◆ EXERCISE ◆
Go through the records and copy each line where the word "Climate" occurs.
[DATA TO PROCESS Boundary: Start]
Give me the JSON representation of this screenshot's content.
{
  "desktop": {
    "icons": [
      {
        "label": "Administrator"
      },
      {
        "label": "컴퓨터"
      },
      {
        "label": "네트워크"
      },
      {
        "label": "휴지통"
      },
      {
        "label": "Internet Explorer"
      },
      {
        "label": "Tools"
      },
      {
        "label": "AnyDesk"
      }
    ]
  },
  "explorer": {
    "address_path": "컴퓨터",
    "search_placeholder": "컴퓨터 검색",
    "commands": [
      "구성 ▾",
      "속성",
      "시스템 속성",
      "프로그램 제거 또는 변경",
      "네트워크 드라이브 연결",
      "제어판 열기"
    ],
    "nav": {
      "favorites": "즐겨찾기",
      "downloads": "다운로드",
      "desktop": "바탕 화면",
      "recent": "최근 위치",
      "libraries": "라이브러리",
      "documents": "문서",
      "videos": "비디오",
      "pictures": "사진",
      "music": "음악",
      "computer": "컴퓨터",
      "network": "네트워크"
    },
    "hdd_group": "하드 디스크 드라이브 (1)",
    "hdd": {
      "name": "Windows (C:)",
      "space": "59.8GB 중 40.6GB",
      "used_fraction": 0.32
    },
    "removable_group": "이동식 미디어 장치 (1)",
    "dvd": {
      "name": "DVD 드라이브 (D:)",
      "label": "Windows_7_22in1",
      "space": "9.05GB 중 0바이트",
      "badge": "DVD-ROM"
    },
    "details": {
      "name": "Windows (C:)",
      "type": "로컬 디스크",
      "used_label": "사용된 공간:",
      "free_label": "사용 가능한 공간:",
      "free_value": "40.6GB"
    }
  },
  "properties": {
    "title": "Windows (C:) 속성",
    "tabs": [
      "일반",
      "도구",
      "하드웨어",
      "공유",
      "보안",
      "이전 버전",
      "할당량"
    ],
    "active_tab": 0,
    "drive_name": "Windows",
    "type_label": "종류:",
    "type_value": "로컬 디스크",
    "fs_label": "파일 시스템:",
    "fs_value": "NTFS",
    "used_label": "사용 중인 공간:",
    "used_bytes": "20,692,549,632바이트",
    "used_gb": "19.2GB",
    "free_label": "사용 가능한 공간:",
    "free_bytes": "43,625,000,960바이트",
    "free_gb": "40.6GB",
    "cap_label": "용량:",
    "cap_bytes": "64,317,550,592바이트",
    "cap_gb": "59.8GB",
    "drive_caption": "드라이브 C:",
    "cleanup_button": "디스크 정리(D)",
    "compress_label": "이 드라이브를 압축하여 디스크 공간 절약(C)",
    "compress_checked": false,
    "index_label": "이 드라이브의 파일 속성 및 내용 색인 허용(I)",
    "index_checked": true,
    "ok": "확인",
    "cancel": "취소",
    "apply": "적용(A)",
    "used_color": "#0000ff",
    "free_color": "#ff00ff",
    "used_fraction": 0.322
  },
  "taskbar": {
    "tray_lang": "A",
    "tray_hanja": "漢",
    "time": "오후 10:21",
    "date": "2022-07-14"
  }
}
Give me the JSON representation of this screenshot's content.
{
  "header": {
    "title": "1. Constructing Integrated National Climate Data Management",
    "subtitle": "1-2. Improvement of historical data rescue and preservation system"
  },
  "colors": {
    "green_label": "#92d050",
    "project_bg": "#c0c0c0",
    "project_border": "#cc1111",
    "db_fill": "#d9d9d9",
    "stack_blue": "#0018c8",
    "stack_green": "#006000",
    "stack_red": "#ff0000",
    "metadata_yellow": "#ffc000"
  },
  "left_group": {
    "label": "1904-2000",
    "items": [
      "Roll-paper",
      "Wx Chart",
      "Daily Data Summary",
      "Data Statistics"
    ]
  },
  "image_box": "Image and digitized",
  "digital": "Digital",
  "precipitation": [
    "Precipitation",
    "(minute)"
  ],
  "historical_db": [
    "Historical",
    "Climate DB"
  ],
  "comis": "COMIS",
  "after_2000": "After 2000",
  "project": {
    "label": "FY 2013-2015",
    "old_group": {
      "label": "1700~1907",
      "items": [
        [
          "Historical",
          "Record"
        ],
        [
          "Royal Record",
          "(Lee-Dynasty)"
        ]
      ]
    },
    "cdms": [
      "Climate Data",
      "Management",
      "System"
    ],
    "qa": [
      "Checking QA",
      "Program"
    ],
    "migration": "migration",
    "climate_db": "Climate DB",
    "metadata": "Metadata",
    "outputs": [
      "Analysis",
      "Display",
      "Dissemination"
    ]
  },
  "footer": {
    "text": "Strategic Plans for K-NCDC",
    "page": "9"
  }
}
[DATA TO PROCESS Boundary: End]
◆ TASK SOLUTION ◆
    "title": "1. Constructing Integrated National Climate Data Management",
    "Climate DB"
      "Climate Data",
    "climate_db": "Climate DB",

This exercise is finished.